Task directions:
Retype the records exactly.

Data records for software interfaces
⟨

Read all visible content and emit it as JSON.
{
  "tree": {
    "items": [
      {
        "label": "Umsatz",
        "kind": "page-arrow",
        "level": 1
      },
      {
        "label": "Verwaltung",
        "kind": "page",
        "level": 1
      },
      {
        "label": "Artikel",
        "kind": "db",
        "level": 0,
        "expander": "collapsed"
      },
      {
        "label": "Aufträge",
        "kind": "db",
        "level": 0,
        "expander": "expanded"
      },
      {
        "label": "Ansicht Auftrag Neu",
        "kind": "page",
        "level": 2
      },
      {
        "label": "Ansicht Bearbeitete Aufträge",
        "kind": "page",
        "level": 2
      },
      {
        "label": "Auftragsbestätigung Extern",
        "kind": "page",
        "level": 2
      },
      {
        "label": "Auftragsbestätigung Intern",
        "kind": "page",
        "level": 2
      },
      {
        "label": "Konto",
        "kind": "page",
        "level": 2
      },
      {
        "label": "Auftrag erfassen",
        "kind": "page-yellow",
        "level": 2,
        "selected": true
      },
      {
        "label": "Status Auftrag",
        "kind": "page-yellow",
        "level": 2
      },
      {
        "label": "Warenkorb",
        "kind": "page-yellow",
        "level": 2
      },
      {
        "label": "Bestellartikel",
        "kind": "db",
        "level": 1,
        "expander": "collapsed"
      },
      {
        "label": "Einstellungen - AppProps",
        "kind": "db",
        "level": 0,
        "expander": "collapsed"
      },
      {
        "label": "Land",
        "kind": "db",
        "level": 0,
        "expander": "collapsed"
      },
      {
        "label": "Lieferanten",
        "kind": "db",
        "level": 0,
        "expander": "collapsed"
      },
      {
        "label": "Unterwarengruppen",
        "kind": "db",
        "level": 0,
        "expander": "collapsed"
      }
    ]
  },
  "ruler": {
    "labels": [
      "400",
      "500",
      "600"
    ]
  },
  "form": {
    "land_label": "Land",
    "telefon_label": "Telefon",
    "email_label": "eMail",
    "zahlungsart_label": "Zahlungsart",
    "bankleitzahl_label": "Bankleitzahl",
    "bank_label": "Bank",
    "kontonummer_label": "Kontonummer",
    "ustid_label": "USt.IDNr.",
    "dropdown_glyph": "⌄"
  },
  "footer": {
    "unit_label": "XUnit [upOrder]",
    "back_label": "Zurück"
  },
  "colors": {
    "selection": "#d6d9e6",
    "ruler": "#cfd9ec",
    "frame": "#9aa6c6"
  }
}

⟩

Expected answer:
Read all visible content and emit it as JSON.
{
  "tree": {
    "items": [
      {
        "label": "Umsatz",
        "kind": "page-arrow",
        "level": 1
      },
      {
        "label": "Verwaltung",
        "kind": "page",
        "level": 1
      },
      {
        "label": "Artikel",
        "kind": "db",
        "level": 0,
        "expander": "collapsed"
      },
      {
        "label": "Aufträge",
        "kind": "db",
        "level": 0,
        "expander": "expanded"
      },
      {
        "label": "Ansicht Auftrag Neu",
        "kind": "page",
        "level": 2
      },
      {
        "label": "Ansicht Bearbeitete Aufträge",
        "kind": "page",
        "level": 2
      },
      {
        "label": "Auftragsbestätigung Extern",
        "kind": "page",
        "level": 2
      },
      {
        "label": "Auftragsbestätigung Intern",
        "kind": "page",
        "level": 2
      },
      {
        "label": "Konto",
        "kind": "page",
        "level": 2
      },
      {
        "label": "Auftrag erfassen",
        "kind": "page-yellow",
        "level": 2,
        "selected": true
      },
      {
        "label": "Status Auftrag",
        "kind": "page-yellow",
        "level": 2
      },
      {
        "label": "Warenkorb",
        "kind": "page-yellow",
        "level": 2
      },
      {
        "label": "Bestellartikel",
        "kind": "db",
        "level": 1,
        "expander": "collapsed"
      },
      {
        "label": "Einstellungen - AppProps",
        "kind": "db",
        "level": 0,
        "expander": "collapsed"
      },
      {
        "label": "Land",
        "kind": "db",
        "level": 0,
        "expander": "collapsed"
      },
      {
        "label": "Lieferanten",
        "kind": "db",
        "level": 0,
        "expander": "collapsed"
      },
      {
        "label": "Unterwarengruppen",
        "kind": "db",
        "level": 0,
        "expander": "collapsed"
      }
    ]
  },
  "ruler": {
    "labels": [
      "400",
      "500",
      "600"
    ]
  },
  "form": {
    "land_label": "Land",
    "telefon_label": "Telefon",
    "email_label": "eMail",
    "zahlungsart_label": "Zahlungsart",
    "bankleitzahl_label": "Bankleitzahl",
    "bank_label": "Bank",
    "kontonummer_label": "Kontonummer",
    "ustid_label": "USt.IDNr.",
    "dropdown_glyph": "⌄"
  },
  "footer": {
    "unit_label": "XUnit [upOrder]",
    "back_label": "Zurück"
  },
  "colors": {
    "selection": "#d6d9e6",
    "ruler": "#cfd9ec",
    "frame": "#9aa6c6"
  }
}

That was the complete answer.